I added a few things to the 2D version before moving on to the next step. Once I saw the layers of rotation you could create using translations and rotation, I added a moon rotating around Earth, and later the two that rotate around Mars. I had also added a comet, originally made to be a shooting star but it came out looking more like a comet, that goes across the top of the project through the sky. I added a second rocketship, both of them having little aliens sitting atop them, like a little squadron of them. Finally, I added a loop of lines made up to look like stars, to fill in the blank space behind the planets.
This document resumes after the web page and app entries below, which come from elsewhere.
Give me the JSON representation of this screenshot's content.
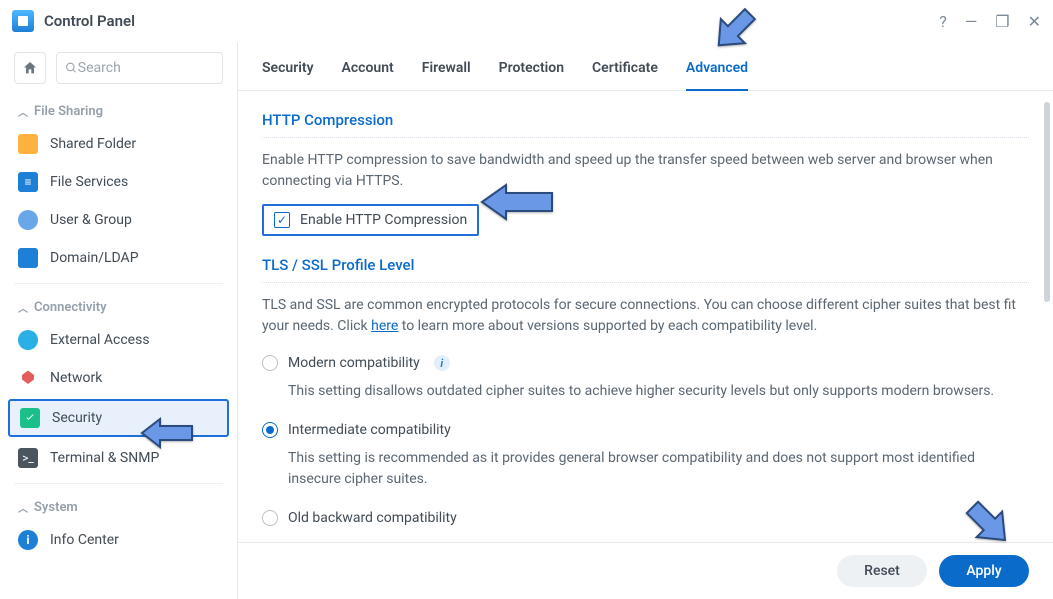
{
  "window": {
    "title": "Control Panel"
  },
  "search": {
    "placeholder": "Search"
  },
  "sidebar": {
    "groups": [
      {
        "label": "File Sharing"
      },
      {
        "label": "Connectivity"
      },
      {
        "label": "System"
      }
    ],
    "items": [
      {
        "label": "Shared Folder"
      },
      {
        "label": "File Services"
      },
      {
        "label": "User & Group"
      },
      {
        "label": "Domain/LDAP"
      },
      {
        "label": "External Access"
      },
      {
        "label": "Network"
      },
      {
        "label": "Security"
      },
      {
        "label": "Terminal & SNMP"
      },
      {
        "label": "Info Center"
      }
    ]
  },
  "tabs": [
    {
      "label": "Security"
    },
    {
      "label": "Account"
    },
    {
      "label": "Firewall"
    },
    {
      "label": "Protection"
    },
    {
      "label": "Certificate"
    },
    {
      "label": "Advanced"
    }
  ],
  "http_compression": {
    "title": "HTTP Compression",
    "desc": "Enable HTTP compression to save bandwidth and speed up the transfer speed between web server and browser when connecting via HTTPS.",
    "checkbox_label": "Enable HTTP Compression"
  },
  "tls": {
    "title": "TLS / SSL Profile Level",
    "desc_pre": "TLS and SSL are common encrypted protocols for secure connections. You can choose different cipher suites that best fit your needs. Click ",
    "here": "here",
    "desc_post": " to learn more about versions supported by each compatibility level.",
    "options": [
      {
        "label": "Modern compatibility",
        "sub": "This setting disallows outdated cipher suites to achieve higher security levels but only supports modern browsers."
      },
      {
        "label": "Intermediate compatibility",
        "sub": "This setting is recommended as it provides general browser compatibility and does not support most identified insecure cipher suites."
      },
      {
        "label": "Old backward compatibility"
      }
    ]
  },
  "footer": {
    "reset": "Reset",
    "apply": "Apply"
  }
}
Once I started to make really good progress with the 2D versions of the project, the idea of using 3D presented itself. Angela provided a wonderful tutorial on how to make a solar system in 3D. The tutorial itself was a bit different than the code I was used to, a bit more complicated, and the end result was also different than what I was trying to achieve. So I watched the tutorial and coded along with it. After that, I infused that code with my own to create a 3D version of my piece, where the planets and the sun are 3D objects. The tutorial also used wraps on the planets (a real image of the planets that wraps around the spheres), which I thought was a great idea, and I also used those on my planets. I also added a background image of real stars, to match the realistic look that the planets had, as opposed to the loop I had used before, which just didn’t match the look I was going for due to the disorganized look of them. I wanted the project to look more polished.

The final change I made was changing the speeds of the planets in the 3D version. At first, I really liked the faster speed, because then it was clear that the planets were moving at different speeds and you could watch it go round and round. However, with the 3D version, there is so much detail that you miss when it goes fast, so I slowed it way down. Now, you can see the beautiful detail of the planets.

I think my favorite part about this whole project is the ways it has and can still evolve. A large project like this can almost never be called finished, you just have to decide when you’re done. I could easily go back to this piece and add different things, like asteroids for example, into the piece. That’s been the fun part about coding for me, is just messing around and adding things, watching and seeing what makes it more dynamic. While I am calling the project done for now, I could definitely come back to this piece some day and add more. And I think that’s wonderful.

Author: Sydney Peritz